Exercise requirements:
Reproduce every record below exactly, with the pictures left out.

Records for processing:
■ ■ ■

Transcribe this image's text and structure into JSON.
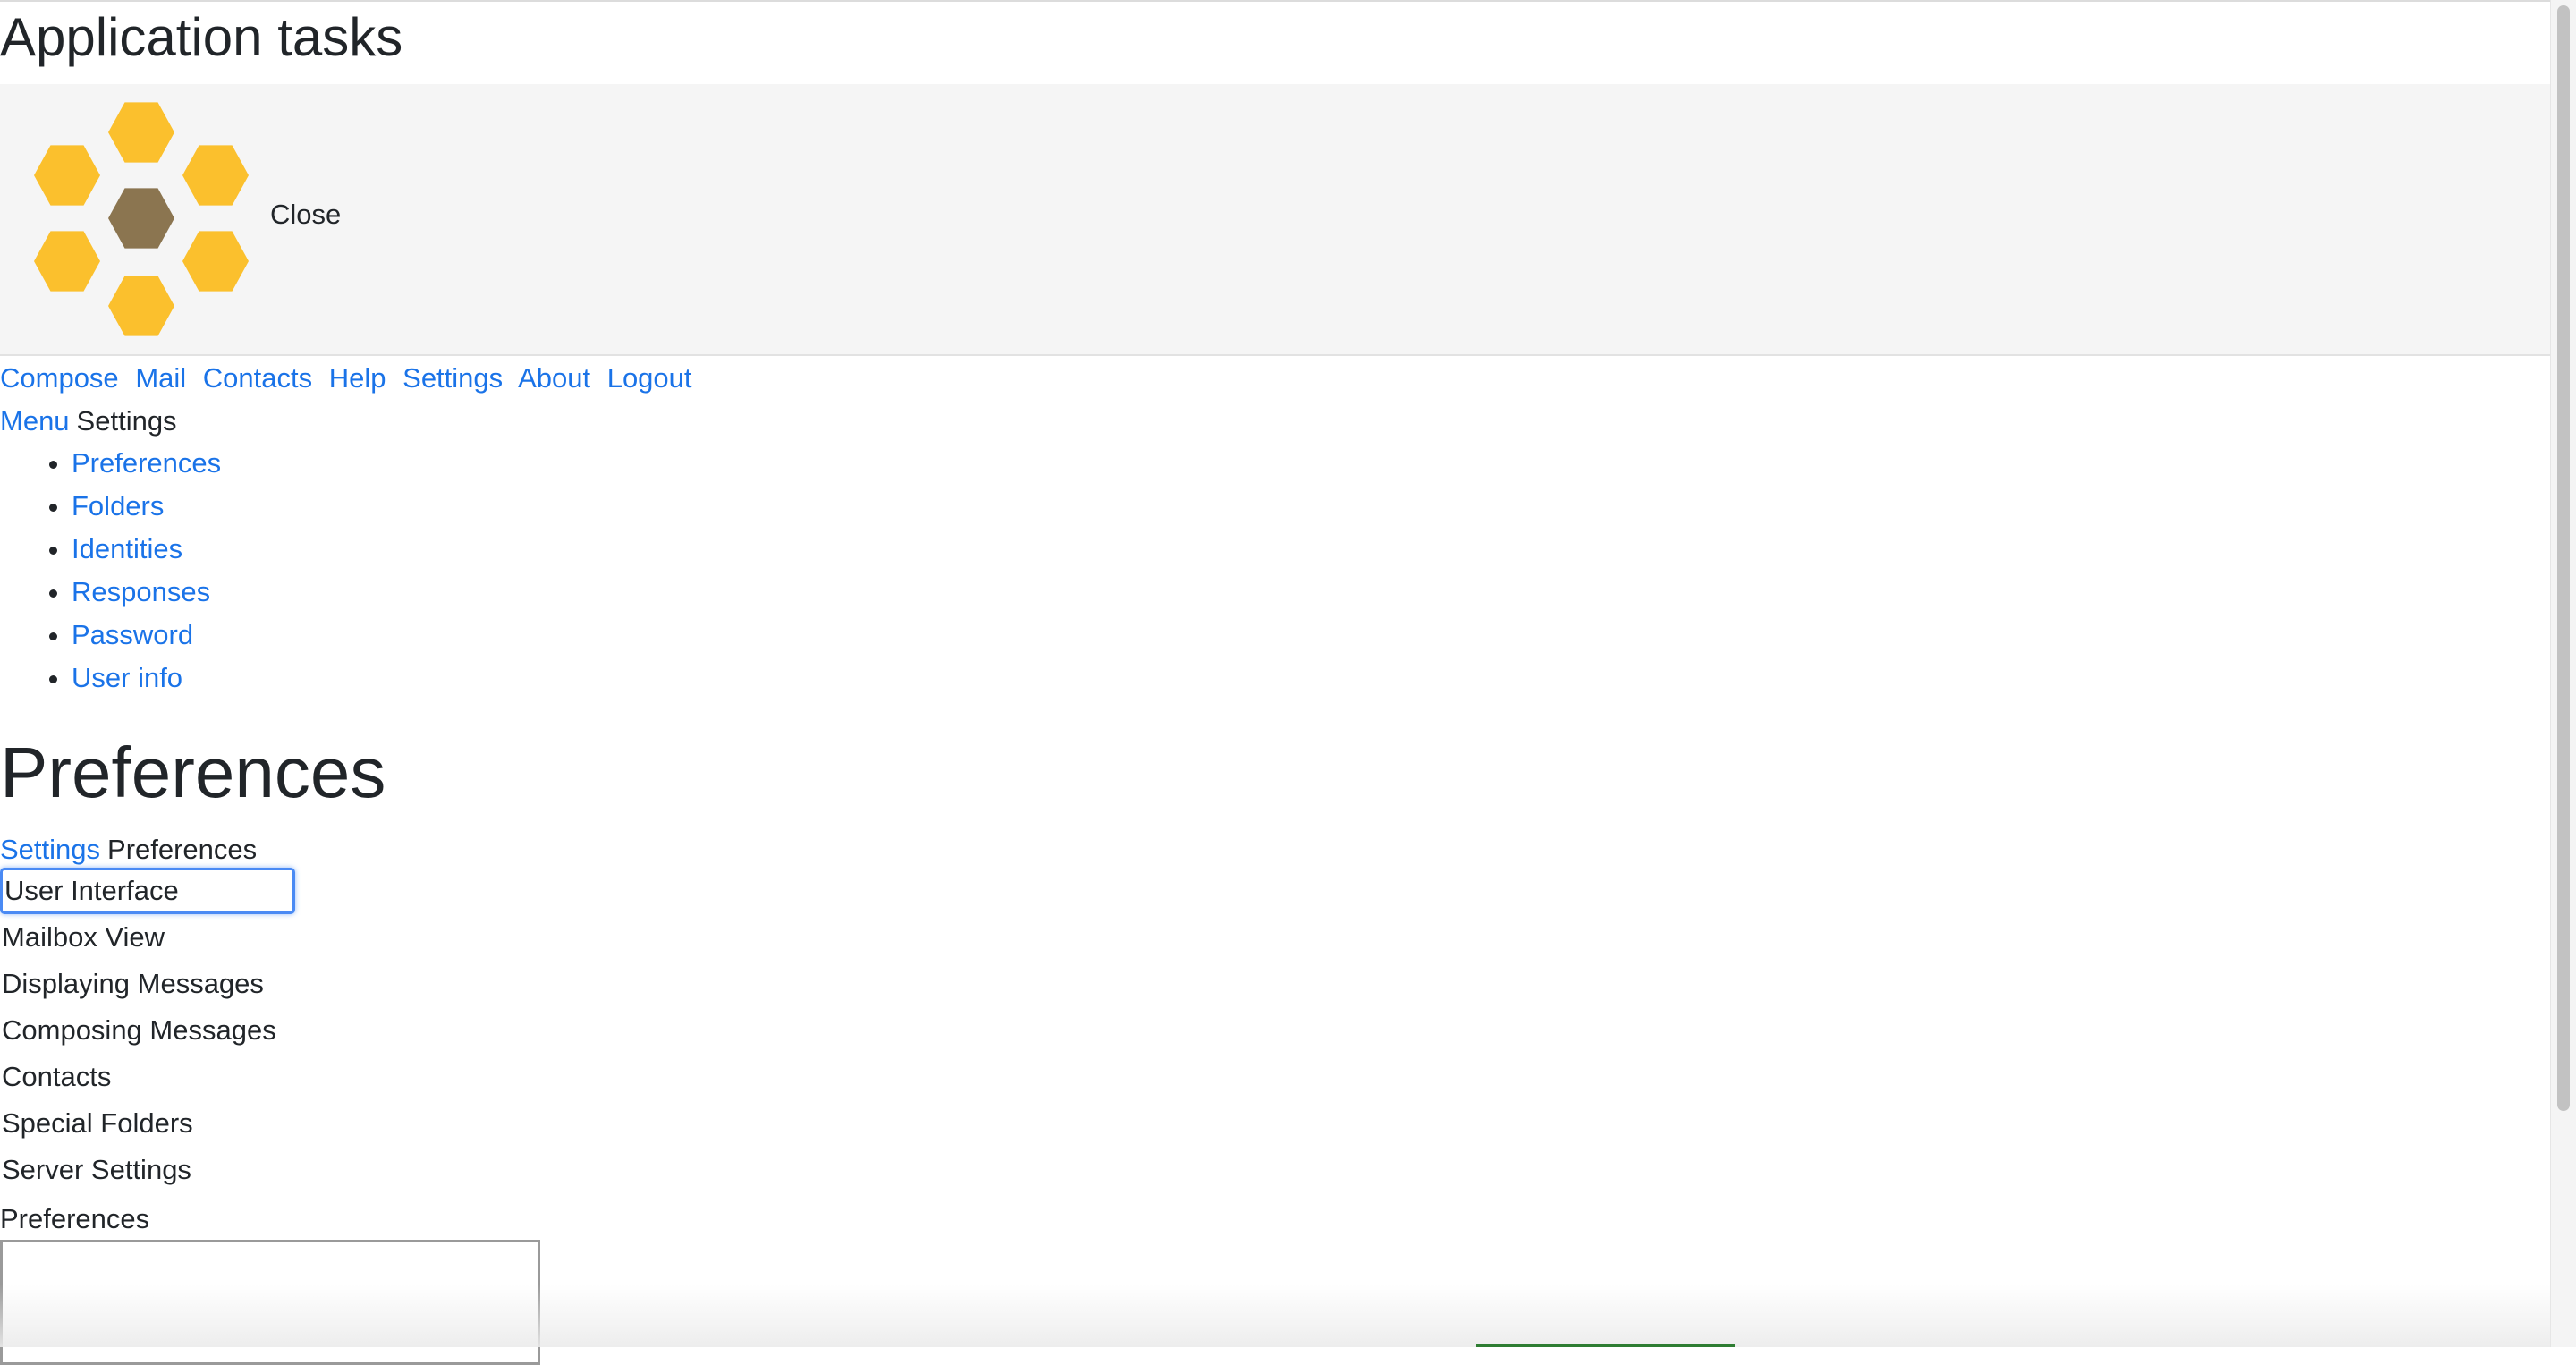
{
  "app": {
    "title": "Application tasks"
  },
  "header": {
    "logo_icon": "honeycomb-logo-icon",
    "close_label": "Close",
    "hex_colors": {
      "outer": "#fbc02d",
      "center": "#8b7550"
    }
  },
  "nav": {
    "items": [
      {
        "label": "Compose"
      },
      {
        "label": "Mail"
      },
      {
        "label": "Contacts"
      },
      {
        "label": "Help"
      },
      {
        "label": "Settings"
      },
      {
        "label": "About"
      },
      {
        "label": "Logout"
      }
    ]
  },
  "menu": {
    "link_label": "Menu",
    "current": "Settings"
  },
  "settings_list": [
    {
      "label": "Preferences"
    },
    {
      "label": "Folders"
    },
    {
      "label": "Identities"
    },
    {
      "label": "Responses"
    },
    {
      "label": "Password"
    },
    {
      "label": "User info"
    }
  ],
  "section": {
    "title": "Preferences"
  },
  "breadcrumb": {
    "parent": "Settings",
    "current": "Preferences"
  },
  "preferences": [
    {
      "label": "User Interface",
      "selected": true
    },
    {
      "label": "Mailbox View"
    },
    {
      "label": "Displaying Messages"
    },
    {
      "label": "Composing Messages"
    },
    {
      "label": "Contacts"
    },
    {
      "label": "Special Folders"
    },
    {
      "label": "Server Settings"
    }
  ],
  "frame": {
    "label": "Preferences"
  },
  "colors": {
    "link": "#1a73e8",
    "focus": "#4a8af4"
  }
}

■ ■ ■

Task response:
Transcribe this image's text and structure into JSON.
{
  "app": {
    "title": "Application tasks"
  },
  "header": {
    "logo_icon": "honeycomb-logo-icon",
    "close_label": "Close",
    "hex_colors": {
      "outer": "#fbc02d",
      "center": "#8b7550"
    }
  },
  "nav": {
    "items": [
      {
        "label": "Compose"
      },
      {
        "label": "Mail"
      },
      {
        "label": "Contacts"
      },
      {
        "label": "Help"
      },
      {
        "label": "Settings"
      },
      {
        "label": "About"
      },
      {
        "label": "Logout"
      }
    ]
  },
  "menu": {
    "link_label": "Menu",
    "current": "Settings"
  },
  "settings_list": [
    {
      "label": "Preferences"
    },
    {
      "label": "Folders"
    },
    {
      "label": "Identities"
    },
    {
      "label": "Responses"
    },
    {
      "label": "Password"
    },
    {
      "label": "User info"
    }
  ],
  "section": {
    "title": "Preferences"
  },
  "breadcrumb": {
    "parent": "Settings",
    "current": "Preferences"
  },
  "preferences": [
    {
      "label": "User Interface",
      "selected": true
    },
    {
      "label": "Mailbox View"
    },
    {
      "label": "Displaying Messages"
    },
    {
      "label": "Composing Messages"
    },
    {
      "label": "Contacts"
    },
    {
      "label": "Special Folders"
    },
    {
      "label": "Server Settings"
    }
  ],
  "frame": {
    "label": "Preferences"
  },
  "colors": {
    "link": "#1a73e8",
    "focus": "#4a8af4"
  }
}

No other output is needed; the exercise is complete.